■ **TO DO**
Find every line in the records below that contains the word "state", and copy each such line.

(Element data from apps and pages)
======

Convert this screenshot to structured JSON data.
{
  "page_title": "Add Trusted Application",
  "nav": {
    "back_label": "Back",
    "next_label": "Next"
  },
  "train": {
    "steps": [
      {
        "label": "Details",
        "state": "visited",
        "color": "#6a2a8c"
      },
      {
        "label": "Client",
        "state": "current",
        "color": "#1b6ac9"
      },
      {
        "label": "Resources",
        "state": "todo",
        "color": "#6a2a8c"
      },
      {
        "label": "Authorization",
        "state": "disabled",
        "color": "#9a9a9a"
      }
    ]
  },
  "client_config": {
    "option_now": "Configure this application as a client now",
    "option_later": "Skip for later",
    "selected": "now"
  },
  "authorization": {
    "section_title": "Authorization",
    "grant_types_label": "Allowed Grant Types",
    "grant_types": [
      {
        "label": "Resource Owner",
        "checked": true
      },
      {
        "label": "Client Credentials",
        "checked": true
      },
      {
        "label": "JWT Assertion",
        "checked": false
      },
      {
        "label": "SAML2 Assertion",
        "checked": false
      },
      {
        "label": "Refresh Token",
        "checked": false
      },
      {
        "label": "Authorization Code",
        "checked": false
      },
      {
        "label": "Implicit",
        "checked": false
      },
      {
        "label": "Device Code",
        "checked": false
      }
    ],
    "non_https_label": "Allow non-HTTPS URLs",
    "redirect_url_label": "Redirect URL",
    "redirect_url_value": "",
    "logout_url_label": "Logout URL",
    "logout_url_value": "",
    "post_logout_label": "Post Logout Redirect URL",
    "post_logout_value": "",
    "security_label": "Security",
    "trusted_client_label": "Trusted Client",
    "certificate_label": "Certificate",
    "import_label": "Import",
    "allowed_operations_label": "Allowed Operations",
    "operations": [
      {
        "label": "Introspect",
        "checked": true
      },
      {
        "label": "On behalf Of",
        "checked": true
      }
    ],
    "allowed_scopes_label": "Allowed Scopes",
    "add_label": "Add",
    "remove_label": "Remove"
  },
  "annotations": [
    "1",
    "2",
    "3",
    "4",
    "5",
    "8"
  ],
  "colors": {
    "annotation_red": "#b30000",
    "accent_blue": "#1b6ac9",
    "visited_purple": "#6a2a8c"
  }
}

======

■ **RESPONSE TO THE TASK**
        "state": "visited",
        "state": "current",
        "state": "todo",
        "state": "disabled",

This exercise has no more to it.